(Data in this exercise begins)

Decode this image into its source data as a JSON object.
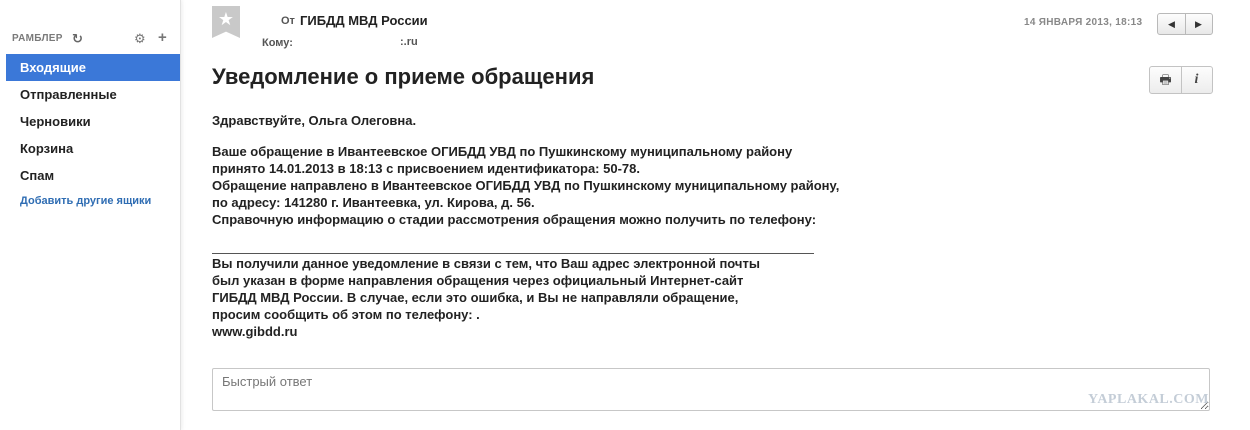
{
  "sidebar": {
    "brand": "РАМБЛЕР",
    "refresh_icon": "↻",
    "settings_icon": "⚙",
    "add_icon": "+",
    "folders": [
      {
        "label": "Входящие",
        "active": true
      },
      {
        "label": "Отправленные"
      },
      {
        "label": "Черновики"
      },
      {
        "label": "Корзина"
      },
      {
        "label": "Спам"
      }
    ],
    "add_mailboxes": "Добавить другие ящики"
  },
  "message": {
    "bookmark_icon": "★",
    "from_label": "От",
    "from": "ГИБДД МВД России",
    "to_label": "Кому:",
    "to": ":.ru",
    "date": "14 ЯНВАРЯ 2013, 18:13",
    "prev_icon": "◀",
    "next_icon": "▶",
    "subject": "Уведомление о приеме обращения",
    "print_icon": "🖶",
    "info_icon": "i",
    "greeting": "Здравствуйте, Ольга Олеговна.",
    "paragraph1": [
      "Ваше обращение в Ивантеевское ОГИБДД УВД по Пушкинскому муниципальному району",
      "принято 14.01.2013 в 18:13 с присвоением идентификатора: 50-78.",
      "Обращение направлено в Ивантеевское ОГИБДД УВД по Пушкинскому муниципальному району,",
      "по адресу: 141280 г. Ивантеевка, ул. Кирова, д. 56.",
      "Справочную информацию о стадии рассмотрения обращения можно получить по телефону:"
    ],
    "paragraph2": [
      "Вы получили данное уведомление в связи с тем, что Ваш адрес электронной почты",
      "был указан в форме направления обращения через официальный Интернет-сайт",
      "ГИБДД МВД России. В случае, если это ошибка, и Вы не направляли обращение,",
      "просим сообщить об этом по телефону: .",
      "www.gibdd.ru"
    ]
  },
  "quick_reply": {
    "placeholder": "Быстрый ответ",
    "value": ""
  },
  "watermark": "YAPLAKAL.COM"
}
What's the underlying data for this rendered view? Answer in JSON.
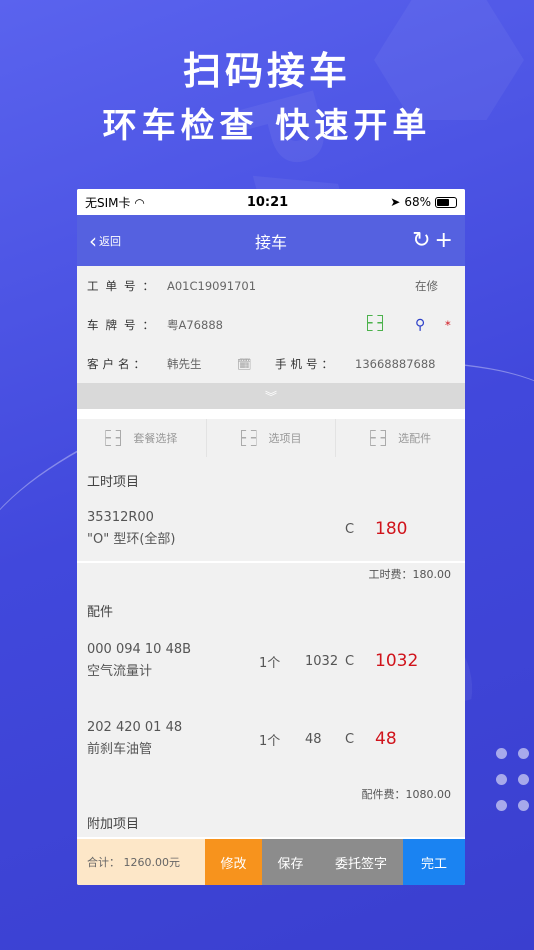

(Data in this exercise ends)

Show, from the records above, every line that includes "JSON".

Decode this image into its source data as a JSON object.
What's the underlying data for this rendered view? Answer in JSON.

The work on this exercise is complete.